AP overload: two tests in one day is unrealistic


Photo by Ryan Weiner

Racing towards the finish line at the WCHS track, Arnav Juneja practices for the next upcoming track meet. The junior prepares for the 200 meter and 400 meter races as a mid-distance sprinter.

By Ryan Weiner, Editor-in-Chief

Pens scribbling on test booklets, timers ticking down on boards, and students inevitably stressing at each turn of a page. When AP season kicks off across the nation on May 1, these are things one can be guaranteed to see in every testing room. As students prepare for what are arguably the biggest two weeks of the year, the close proximity of all the tests is truly a major stressor.

With over 30 different AP tests being issued over a span of only 10 school days, the possibility of a student having multiple three-hour tests in a single day is surprisingly high. Combine that with the fact that this tight schedule affects already stressed upperclassmen more, as they are taking more AP classes on average and are dealing with SAT testing or college searches, only goes to show that the current AP system is an incredibly big stressor that no high schooler should have to pay to deal with.

In a US News article from June 2022, the writer discusses a study conducted at a school in Virginia in which students taking more AP classes had severely higher rates of abnormal sleep schedules, erratic behavior, and poor diet during the testing season. If the College Board and high schools around the country truly seek to prepare students for the next steps of their lives, taking measures to eliminate this excess stress must be done.

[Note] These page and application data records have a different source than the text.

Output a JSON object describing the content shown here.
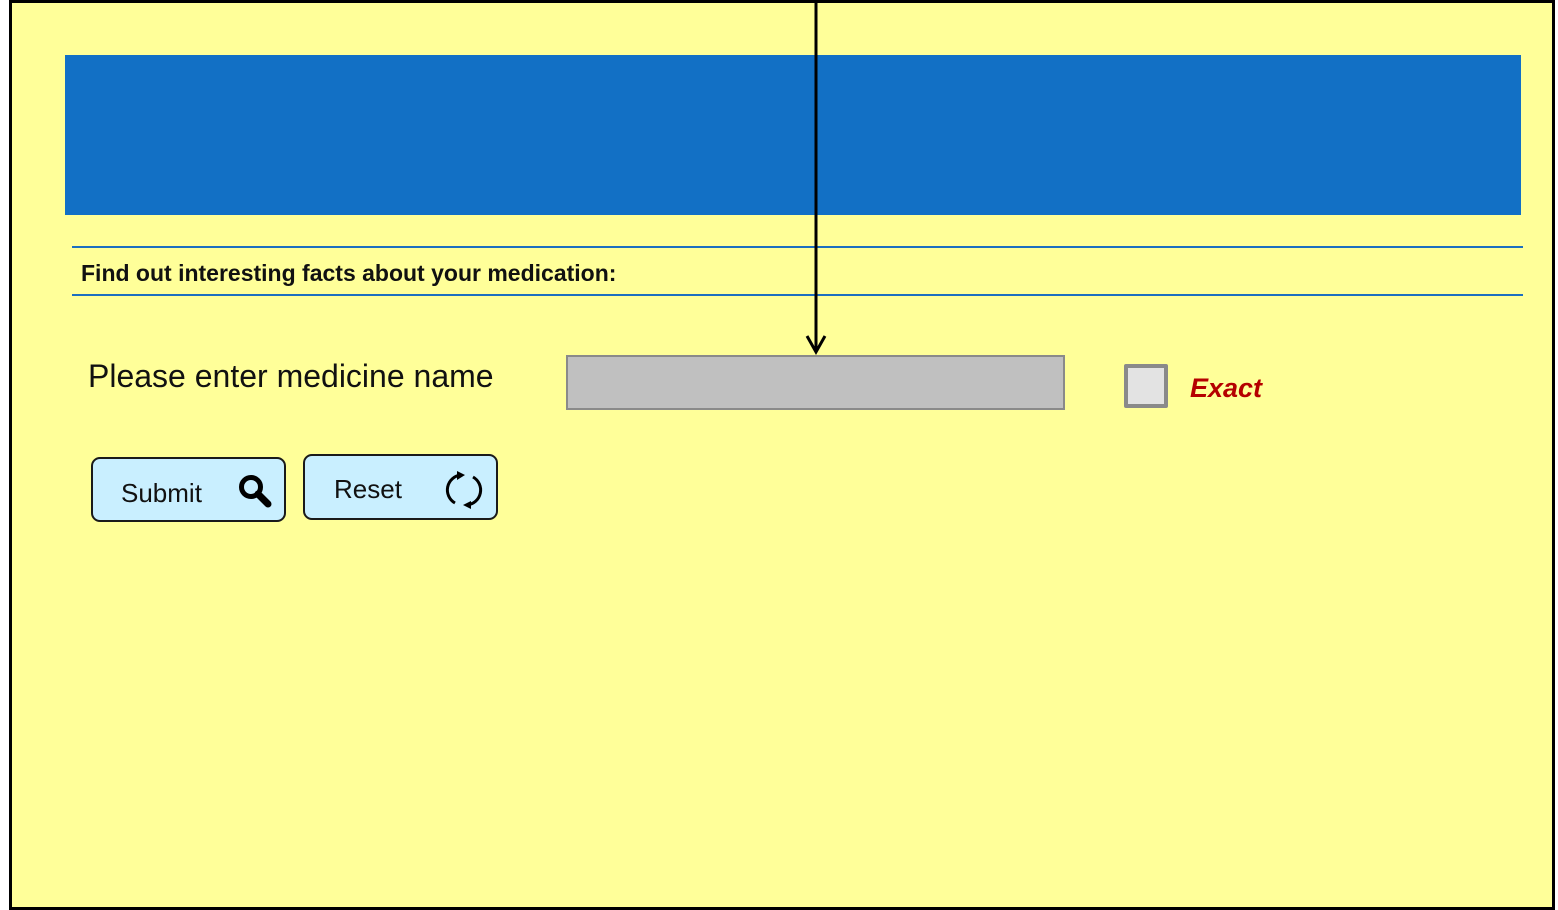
{
  "header": {
    "banner_color": "#1270c5"
  },
  "search": {
    "heading": "Find out interesting facts about your medication:",
    "field_label": "Please enter medicine name",
    "input_value": "",
    "input_placeholder": "",
    "exact_label": "Exact",
    "exact_checked": false
  },
  "actions": {
    "submit_label": "Submit",
    "submit_icon": "search-icon",
    "reset_label": "Reset",
    "reset_icon": "refresh-icon"
  },
  "colors": {
    "page_background": "#ffff99",
    "button_background": "#c9efff",
    "exact_label": "#b50000",
    "rule": "#1c6fc0"
  }
}
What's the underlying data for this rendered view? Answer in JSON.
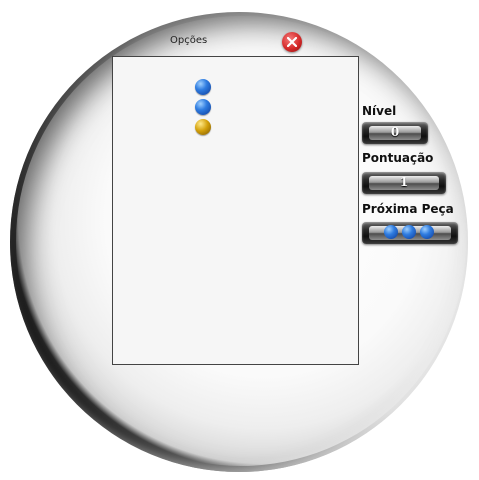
{
  "window": {
    "options_label": "Opções"
  },
  "board": {
    "pieces": [
      {
        "color": "blue",
        "row": 0
      },
      {
        "color": "blue",
        "row": 1
      },
      {
        "color": "yellow",
        "row": 2
      }
    ]
  },
  "stats": {
    "level_label": "Nível",
    "level_value": "0",
    "score_label": "Pontuação",
    "score_value": "1",
    "next_label": "Próxima Peça",
    "next_piece": [
      "blue",
      "blue",
      "blue"
    ]
  },
  "colors": {
    "blue": "#2f7ce0",
    "yellow": "#d4a10c",
    "close": "#d62a2a"
  }
}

Additionally, a Forbes article from 2017 noted that students who took multiple exams in a short period of time were also more likely to perform poorly on them, as studying for both while prioritizing physical and mental health is nearly impossible. As the whole goal of AP exams is to pass and get college credit, it is absurd that there is no way for students to have a slight break in between tests to gain a little more study time.

Unfortunately, many students at WCHS will be affected by the stress of taking two AP tests on the same day this year. For example, many seniors are planning to take the AP Environmental Science and Psychology tests on May 2, as well as the AP Macroeconomics and Statistics tests on May 4. There will also be plenty of juniors at WCHS taking the AP Modern World History and Physics 1 Tests on May 11. However, there is a way to take away the stress for students next year.

To fix this, the College Board should offer make-up testing days for students that have two AP tests on the same day. In this new system, students would take whatever the earlier test is on the correct day and then utilize the make-up day for the second test. These tests can occur in the week following the normal AP testing so most, if not all students across the country will still be in school.

While there is nothing that students or school administrators can do to make an immediate change to the problem, the first step would be to contact the College Board and protest for a greater range of testing dates to decrease the likelihood of students having multiple AP tests in a single day. This way, the College Board at least gets to keep their level of resource expenditures from not having to create more test booklets and does not have to make such a drastic change immediately.

In short, if prioritizing the physical and mental health of students is something schools across the country are claiming to do, then they must step in to demand change from the College Board. Simply put, there must be reform done by the College Board in order to accommodate for the great cram of AP season.